By Edmund Kirkwood
Moves to enfranchise businesses in the next City of Sydney election are putting some councillors and the Lord Mayor on a collision course.
A joint Parliamentary inquiry earlier this year recommended the introduction of compulsory business voting, with the City of Melbourne elections as the blueprint.
The Shooters and Fishers Party announced last week it will introduce legislation in the New South Wales Parliament to amend the City of Sydney Act to make business voting compulsory in council elections, eliminating the need for businesses to re-enroll to vote every four years.
Some councillors support the proposed change, including Independent City councillor and business owner Angela Vithoulkas.
However, Cr Linda Scott said Sydney’s future is at risk of becoming “a banana republic” if the Shooters and Fishers’ mooted changes for business voting are introduced.
Cr Vithoulkas said the existing system does not allow for an accurate representation of the community.
“Only 1700 business out of roughly 40,000 voted in the last election,” she said.
“They are contributing financially to the city, but have no representation.
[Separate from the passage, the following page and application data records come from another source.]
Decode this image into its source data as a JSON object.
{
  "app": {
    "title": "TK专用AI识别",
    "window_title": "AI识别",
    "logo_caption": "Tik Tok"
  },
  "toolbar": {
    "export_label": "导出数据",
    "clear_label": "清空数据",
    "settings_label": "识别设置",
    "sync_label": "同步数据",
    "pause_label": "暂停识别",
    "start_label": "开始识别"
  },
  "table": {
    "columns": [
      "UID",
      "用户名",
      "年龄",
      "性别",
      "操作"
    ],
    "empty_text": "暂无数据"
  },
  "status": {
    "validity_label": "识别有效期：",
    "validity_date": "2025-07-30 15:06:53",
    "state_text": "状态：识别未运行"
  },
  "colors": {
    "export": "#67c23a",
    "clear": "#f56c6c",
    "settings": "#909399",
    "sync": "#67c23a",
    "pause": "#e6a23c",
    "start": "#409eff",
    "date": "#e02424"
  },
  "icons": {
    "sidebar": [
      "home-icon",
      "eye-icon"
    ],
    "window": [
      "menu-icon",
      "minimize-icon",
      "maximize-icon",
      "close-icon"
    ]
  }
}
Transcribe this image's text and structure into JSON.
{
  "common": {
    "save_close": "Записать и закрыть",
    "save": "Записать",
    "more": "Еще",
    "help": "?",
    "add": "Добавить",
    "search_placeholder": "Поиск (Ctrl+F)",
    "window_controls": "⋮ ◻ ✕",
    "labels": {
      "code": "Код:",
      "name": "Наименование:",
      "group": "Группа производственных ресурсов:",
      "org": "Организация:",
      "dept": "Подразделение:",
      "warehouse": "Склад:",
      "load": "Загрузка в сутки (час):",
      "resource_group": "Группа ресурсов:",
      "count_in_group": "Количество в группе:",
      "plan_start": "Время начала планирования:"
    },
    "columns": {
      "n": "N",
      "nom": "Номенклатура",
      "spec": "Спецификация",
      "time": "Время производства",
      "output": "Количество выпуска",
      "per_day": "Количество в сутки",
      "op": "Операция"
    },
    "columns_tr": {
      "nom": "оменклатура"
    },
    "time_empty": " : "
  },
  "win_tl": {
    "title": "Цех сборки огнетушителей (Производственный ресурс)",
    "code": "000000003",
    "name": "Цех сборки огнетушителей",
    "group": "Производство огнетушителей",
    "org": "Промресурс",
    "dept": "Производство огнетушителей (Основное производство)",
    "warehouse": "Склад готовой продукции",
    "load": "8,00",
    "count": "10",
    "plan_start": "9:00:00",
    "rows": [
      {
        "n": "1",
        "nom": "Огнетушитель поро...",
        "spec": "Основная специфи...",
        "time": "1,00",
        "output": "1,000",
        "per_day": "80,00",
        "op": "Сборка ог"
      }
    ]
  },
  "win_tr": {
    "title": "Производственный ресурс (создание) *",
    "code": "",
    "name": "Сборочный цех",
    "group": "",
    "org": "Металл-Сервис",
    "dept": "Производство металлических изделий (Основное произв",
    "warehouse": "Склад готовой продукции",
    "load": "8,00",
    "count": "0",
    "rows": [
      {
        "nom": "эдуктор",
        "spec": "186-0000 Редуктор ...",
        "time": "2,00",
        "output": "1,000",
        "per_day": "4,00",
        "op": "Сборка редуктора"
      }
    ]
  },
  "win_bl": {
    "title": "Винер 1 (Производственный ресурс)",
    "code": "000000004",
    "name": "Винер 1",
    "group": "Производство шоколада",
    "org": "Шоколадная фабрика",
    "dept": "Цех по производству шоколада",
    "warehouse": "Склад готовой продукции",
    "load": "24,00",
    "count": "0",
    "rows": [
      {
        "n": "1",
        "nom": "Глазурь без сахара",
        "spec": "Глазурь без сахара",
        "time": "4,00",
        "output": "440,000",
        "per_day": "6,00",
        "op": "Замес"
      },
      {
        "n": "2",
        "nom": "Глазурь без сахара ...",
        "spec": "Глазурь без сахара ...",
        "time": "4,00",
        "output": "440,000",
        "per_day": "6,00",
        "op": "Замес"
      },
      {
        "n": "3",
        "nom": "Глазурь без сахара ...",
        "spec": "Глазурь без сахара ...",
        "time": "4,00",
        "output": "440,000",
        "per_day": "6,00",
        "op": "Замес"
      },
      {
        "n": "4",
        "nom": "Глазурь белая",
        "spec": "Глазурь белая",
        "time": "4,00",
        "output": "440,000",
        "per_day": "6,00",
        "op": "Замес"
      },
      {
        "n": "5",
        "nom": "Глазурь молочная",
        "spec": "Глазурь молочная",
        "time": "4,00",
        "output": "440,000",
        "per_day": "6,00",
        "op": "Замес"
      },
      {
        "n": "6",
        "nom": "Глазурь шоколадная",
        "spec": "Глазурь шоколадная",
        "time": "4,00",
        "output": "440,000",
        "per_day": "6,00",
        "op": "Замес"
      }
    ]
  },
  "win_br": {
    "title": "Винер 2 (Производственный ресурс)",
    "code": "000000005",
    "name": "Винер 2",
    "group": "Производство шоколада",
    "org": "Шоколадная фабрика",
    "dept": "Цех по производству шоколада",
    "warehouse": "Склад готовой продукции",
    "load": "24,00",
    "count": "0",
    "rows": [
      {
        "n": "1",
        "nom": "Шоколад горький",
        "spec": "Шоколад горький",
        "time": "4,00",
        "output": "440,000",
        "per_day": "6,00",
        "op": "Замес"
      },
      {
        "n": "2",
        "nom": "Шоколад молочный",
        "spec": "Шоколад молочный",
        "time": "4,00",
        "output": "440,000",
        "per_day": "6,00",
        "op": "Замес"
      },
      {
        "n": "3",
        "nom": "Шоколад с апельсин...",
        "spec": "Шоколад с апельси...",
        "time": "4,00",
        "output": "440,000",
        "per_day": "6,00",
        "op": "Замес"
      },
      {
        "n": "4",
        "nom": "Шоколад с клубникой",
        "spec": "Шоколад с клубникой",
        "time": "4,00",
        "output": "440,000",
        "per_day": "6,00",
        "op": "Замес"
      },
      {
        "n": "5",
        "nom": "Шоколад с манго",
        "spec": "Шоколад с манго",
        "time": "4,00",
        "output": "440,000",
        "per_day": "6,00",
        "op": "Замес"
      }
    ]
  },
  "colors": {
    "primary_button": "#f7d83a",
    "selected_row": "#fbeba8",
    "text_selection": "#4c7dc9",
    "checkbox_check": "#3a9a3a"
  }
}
“How can we say we represent the community when 40% of them aren’t involved in the voting process?”
Liberal Cr Christine Forster is in favour of a permanent business roll and said the present system is “unfair”.
“Business owners contribute nearly 80% of rate revenue to the City of Sydney – they are entitled to have fair representation,” Cr Forster said.
“A permanent business roll would re-enfranchise those businesses who have been steadily disenfranchised over the last 10 years.”
However, Lord Mayor Clover Moore said permanent business rolls create electoral inaccuracies and come with risks.
“In 1995 the Crown Solicitor was so concerned about serious inaccuracies, fraud and corruption in the existing permanent roll of businesses eligible to vote he warned that it would be ‘unsafe to hold an election for the City of Sydney’,” Ms Moore said,
“Because of these serious risks, businesses need to re-enroll every four years to reduce fraud and corruption and improve democracy.”
If passed, the legislation would see the introduction of more than 50,000 eligible business votes being cast, about half the total number of residents enrolled to vote.
The City’s Floor Space and Employment Survey 2012 identified more than 21,000 businesses in the council. At the last election in 2012, 1702 businesses voted.
Cr Scott said if the Shooters and Fishers Party changes were implemented, more than 19,000 businesses would be enrolled to vote without their knowledge or permission, opening the risk of thousands of businesses being fined for not participating in 2016 elections.
Cr Scott said the existing system is “open and transparent”, conducted by the independent NSW Electoral Commission, without interference from politicians or political parties.
“If the system is changed to enroll businesses without their knowledge or consent, I am concerned we will see a return to 1995 – a time when the Crown Solicitor warned it would be unsafe to hold a City of Sydney election given concerns about serious inaccuracies in the business electoral rolls.”
Some City Hall watchers are speculating on how a potential sea-change in voting power could affect Ms Moore’s chances of re-election in 2016.
“Traditionally Clover Moore has not been interested in the business vote,” Cr Forster said.
“She has promoted parts of the electorate – particularly the villages – and hasn’t sought to engage the businesses.
“I would expect that many of those businesses wouldn’t vote for Clover Moore.”
Cr Vithoulkas said some councillors may not get re-elected.
“I don’t think that small business has been a focus or a priority under Clover Moore. I think it will make the next election closer.”
Both City councillors said they were confident business vote legislation would be on the statute book before the next City of Sydney election, although the proposed bill has not yet been drafted.
“The findings of the joint Parliamentary inquiry were in favour of adopting a Melbourne-based model of compulsory business voting and I would expect the State Government would support that,” Cr Forster said.
“The Shooters and Fishers Party have proposed a similar model and that would get it through the Upper House.”
Cr Vithoulkas asked why politicians are “scared” of all voters having a voice.
“It would be difficult for both houses not to support. Then our Governments would have to stand up and say why they are anti-democracy, and I hope this question gets asked if this legislation fails.
“Any politician who would not support everybody who is eligible of having the right to vote is being anti-democratic.”